It is also important to note that the RDA relies on nitrogen balance, which has several limitations. For instance, variations in overall body nitrogen and amino acid metabolism can lead to a change in nitrogen balance, with or without a change in protein intake. If excretion is changing without a change in intake, it becomes difficult to determine whether or not the effect is due to the dietary protein intake, because this method is basing conclusions on specific dietary protein intakes. Also, testing requires five to ten days of adaptation to each level of amino acid by a participant, and complete collection and quantification of all sources of nitrogen excretion (mostly in urine and feces, but also sweat) is difficult.
An alternative method for studying protein needs is the indicator amino acid oxidation (IAAO) method. This method is based on the concept that when one essential amino acid (EAA) is deficient for protein synthesis, then all other EAAs, including the “indicator” amino acid, will be oxidized. This is because the deficient amino acid becomes the limiting step in protein synthesis. This method is non-invasive, doesn’t require a week of adaptation at a set protein level, and can be measured through breath and urine samples.
Using the IAAO method, it has been shown that the current RDA is not sufficient to meet the protein requirements of elderly women or men aged over 65 years, of women aged over 80 years, or of young men in their twenties. According to these studies, the RDA for both young and elderly men and women should be 1.2-1.3 g/kg.

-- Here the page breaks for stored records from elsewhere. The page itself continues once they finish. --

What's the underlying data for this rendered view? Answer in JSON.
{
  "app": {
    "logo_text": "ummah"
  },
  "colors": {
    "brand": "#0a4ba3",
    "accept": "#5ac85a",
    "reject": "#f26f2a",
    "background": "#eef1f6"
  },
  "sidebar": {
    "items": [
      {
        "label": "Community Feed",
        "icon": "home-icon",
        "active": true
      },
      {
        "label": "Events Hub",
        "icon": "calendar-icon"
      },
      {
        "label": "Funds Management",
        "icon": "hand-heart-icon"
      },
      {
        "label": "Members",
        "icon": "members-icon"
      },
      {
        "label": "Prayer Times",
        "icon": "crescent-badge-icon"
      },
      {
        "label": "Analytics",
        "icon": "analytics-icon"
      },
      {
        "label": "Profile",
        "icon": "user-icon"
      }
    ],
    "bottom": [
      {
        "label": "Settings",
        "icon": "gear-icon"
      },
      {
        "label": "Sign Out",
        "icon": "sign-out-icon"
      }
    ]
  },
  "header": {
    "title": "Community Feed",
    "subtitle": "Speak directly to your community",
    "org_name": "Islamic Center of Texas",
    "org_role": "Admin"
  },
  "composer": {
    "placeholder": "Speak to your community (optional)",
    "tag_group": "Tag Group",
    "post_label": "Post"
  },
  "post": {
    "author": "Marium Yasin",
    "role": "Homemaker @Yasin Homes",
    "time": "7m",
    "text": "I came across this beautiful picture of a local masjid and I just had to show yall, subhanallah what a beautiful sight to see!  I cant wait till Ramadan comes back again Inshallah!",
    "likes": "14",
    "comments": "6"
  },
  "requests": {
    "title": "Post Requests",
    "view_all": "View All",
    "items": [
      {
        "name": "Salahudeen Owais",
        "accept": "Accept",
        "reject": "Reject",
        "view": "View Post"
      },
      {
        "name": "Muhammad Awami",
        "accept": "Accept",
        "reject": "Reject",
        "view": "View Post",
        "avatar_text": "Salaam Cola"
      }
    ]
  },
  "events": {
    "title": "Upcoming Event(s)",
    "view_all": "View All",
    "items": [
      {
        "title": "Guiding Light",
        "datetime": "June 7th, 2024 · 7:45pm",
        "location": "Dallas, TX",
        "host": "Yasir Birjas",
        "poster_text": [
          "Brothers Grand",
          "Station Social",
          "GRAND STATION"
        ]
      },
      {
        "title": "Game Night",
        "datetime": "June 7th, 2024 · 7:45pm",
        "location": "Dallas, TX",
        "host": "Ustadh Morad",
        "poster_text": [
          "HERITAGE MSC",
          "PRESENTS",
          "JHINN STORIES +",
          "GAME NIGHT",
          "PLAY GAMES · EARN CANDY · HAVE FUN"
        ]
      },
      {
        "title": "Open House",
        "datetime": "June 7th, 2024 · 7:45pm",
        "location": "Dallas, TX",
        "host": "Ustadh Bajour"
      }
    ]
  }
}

Of course, nearly all of this research deals with elderly or sedentary populations. I have already addressed the protein requirements of young athletes. Briefly, the collective agreement among reviewers is that a protein intake of 1.2-2.2 g/kg bodyweight is sufficient to allow adaptation to training for individuals at or above their energy needs (Phillips et al; Tarnopolsky; Phillips & Van Loon; ISSN & ACSM position stands). Moreover, Dr. Jose Antonio has published three studies thus far that show no detrimental effect of protein intake above 3 g/kg. In fact, these studies show that increasing protein intake to 4.4, 3.4, and 3.3 g/kg has no detrimental effects on blood chemistry or kidney function and leads to a loss of fat mass despite being in a caloric surplus.
On the other side of the spectrum, the renowned George Bray, MD of the Pennington Biomedical Research Center confined young, sedentary, healthy men to a metabolic ward for two weeks while being fed 40% more calories than they required, with protein being 0.9, 2.3, or 4.0 g/kg of protein per day. Despite being in a 40% surplus, the RDA-level protein group lost muscle mass while the other groups gained muscle mass.
Overall, there is ample research published over the past 30 years that clearly shows the RDA for protein consumption is not the optimal amount of protein to be consuming. In fact, the research suggests it isn’t even the minimal amount to prevent muscle loss. While there is controversy over what should be considered optimal, the research is clear that both young and elderly individuals appear to require at least 1.2 g/kg of protein daily.